On Tuesday, voters will be asked for the third time in a decade to overhaul the inherently political process of how Ohio redraws state legislative districts every 10 years. Voters said “no” the first two times. This time a broad coalition of Republicans, Democrats, and business, labor, government watchdog, and voting-rights groups that have often aligned on opposite sides of the issue have come together to urge voters to say “yes” on Issue 1. Many are already looking ahead at a similar bipartisan approach with congressional remapping if this one affecting only state House and Senate maps passes. “Fair districts mean fair elections,” said Catherine Turcer, policy analyst with Common Cause Ohio. “Issue 1 creates greater transparency, keeps communities together, and establishes a bipartisan plan. I look at Issue 1 as a reform decades in the making. There is general agreement that this is the proposal that will make a real change.”
Today, state legislative districts are redrawn by the Ohio Apportionment Board following each U.S. Census to adjust for population shifts over the prior decade. The board consists of the governor, secretary of state, state auditor, and two lawmakers from opposite sides of the aisle.
Whichever party controls the process has often “gerrymandered” odd-shaped districts to give itself partisan advantage. Republicans have held the pen in the last two cycles, and today they hold super-majorities of 65-34 in the House and 23-10 in the Senate.

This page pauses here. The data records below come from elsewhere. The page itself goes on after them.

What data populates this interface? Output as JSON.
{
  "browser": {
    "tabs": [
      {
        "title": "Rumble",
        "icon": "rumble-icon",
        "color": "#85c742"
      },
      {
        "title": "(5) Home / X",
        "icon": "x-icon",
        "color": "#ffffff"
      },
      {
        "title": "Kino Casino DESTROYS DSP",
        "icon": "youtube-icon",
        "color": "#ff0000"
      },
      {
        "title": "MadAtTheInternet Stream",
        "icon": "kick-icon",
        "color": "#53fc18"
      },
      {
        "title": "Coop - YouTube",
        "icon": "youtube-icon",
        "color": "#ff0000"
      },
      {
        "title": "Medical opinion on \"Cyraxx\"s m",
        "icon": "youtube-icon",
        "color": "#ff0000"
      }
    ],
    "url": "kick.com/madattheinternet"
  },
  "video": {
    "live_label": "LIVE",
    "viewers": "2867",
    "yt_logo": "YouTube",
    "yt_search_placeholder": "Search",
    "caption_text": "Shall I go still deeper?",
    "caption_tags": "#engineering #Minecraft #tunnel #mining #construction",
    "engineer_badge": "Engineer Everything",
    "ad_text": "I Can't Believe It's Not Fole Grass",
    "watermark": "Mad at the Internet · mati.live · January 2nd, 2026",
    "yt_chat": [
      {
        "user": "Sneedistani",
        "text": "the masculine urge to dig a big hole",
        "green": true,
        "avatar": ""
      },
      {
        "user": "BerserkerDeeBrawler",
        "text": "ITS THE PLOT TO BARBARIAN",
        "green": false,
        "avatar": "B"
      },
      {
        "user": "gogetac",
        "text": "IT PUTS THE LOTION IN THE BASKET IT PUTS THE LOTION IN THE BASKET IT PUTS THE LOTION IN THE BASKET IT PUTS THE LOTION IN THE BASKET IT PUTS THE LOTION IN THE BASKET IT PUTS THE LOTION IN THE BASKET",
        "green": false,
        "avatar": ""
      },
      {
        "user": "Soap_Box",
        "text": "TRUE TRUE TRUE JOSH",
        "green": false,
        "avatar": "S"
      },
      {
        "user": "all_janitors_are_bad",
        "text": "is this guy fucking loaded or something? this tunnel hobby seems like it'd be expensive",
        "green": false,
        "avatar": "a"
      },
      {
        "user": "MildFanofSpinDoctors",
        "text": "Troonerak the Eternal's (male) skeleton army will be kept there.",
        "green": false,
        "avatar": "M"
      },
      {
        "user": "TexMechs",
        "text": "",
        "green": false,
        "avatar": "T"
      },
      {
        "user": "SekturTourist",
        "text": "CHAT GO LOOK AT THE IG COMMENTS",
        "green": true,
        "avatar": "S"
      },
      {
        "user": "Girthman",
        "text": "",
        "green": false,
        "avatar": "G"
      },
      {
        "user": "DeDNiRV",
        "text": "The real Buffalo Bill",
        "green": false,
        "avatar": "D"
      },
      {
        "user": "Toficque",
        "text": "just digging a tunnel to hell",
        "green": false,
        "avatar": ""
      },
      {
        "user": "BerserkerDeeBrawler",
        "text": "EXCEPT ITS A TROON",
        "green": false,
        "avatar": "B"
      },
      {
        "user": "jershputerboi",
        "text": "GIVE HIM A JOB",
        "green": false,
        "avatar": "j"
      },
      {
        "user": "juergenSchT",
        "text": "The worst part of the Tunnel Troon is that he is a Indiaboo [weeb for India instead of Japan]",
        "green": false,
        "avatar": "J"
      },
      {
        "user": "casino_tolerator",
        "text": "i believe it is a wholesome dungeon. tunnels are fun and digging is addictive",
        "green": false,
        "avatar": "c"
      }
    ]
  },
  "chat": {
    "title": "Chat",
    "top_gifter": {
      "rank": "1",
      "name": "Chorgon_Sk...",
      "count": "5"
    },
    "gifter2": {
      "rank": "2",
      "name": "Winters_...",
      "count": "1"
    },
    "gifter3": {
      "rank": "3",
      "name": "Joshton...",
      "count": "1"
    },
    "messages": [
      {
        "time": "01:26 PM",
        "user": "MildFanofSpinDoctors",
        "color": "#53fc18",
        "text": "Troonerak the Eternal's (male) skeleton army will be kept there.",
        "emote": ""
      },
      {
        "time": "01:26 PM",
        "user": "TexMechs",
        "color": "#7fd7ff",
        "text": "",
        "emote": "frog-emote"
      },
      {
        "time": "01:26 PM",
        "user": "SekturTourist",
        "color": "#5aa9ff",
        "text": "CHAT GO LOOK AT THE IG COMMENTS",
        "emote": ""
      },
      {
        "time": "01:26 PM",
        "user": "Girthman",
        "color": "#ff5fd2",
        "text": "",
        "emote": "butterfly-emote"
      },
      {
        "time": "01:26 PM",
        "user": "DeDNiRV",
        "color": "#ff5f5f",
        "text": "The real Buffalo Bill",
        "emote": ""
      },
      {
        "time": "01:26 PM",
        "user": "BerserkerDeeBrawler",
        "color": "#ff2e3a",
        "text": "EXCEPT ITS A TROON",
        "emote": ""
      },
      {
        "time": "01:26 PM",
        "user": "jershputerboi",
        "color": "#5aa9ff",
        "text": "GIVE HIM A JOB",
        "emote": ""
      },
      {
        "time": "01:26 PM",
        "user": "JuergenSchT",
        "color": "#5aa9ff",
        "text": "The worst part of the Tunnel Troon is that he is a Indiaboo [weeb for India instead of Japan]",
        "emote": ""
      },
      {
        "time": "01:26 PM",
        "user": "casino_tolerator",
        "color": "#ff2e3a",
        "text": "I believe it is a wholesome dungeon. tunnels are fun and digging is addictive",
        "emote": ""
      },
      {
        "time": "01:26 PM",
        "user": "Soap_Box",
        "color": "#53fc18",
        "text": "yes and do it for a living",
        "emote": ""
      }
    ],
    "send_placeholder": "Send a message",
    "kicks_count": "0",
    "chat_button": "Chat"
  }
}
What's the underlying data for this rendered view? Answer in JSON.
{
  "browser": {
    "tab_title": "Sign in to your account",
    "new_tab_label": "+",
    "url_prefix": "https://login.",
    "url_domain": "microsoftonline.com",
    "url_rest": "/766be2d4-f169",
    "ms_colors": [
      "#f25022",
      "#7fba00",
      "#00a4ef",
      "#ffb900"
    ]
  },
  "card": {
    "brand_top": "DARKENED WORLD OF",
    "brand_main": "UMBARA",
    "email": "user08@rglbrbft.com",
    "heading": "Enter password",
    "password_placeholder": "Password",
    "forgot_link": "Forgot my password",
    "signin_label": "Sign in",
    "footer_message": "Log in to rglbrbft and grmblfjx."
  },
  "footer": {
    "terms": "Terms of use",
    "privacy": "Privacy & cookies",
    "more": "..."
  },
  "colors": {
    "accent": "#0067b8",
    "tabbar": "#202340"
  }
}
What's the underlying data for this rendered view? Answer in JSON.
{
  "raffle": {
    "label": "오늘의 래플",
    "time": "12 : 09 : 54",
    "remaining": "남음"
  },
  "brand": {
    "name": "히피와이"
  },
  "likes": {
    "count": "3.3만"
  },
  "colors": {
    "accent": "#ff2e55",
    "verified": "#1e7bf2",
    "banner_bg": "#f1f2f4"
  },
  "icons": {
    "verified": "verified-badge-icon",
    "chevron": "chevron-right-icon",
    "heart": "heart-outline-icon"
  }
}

Issue 1 would amend the Ohio Constitution to expand the renamed Ohio Redistricting Commission with two more legislative appointees from opposite political stripes. It would require at least two votes from the minority party to adopt a new map that would hold for the next decade.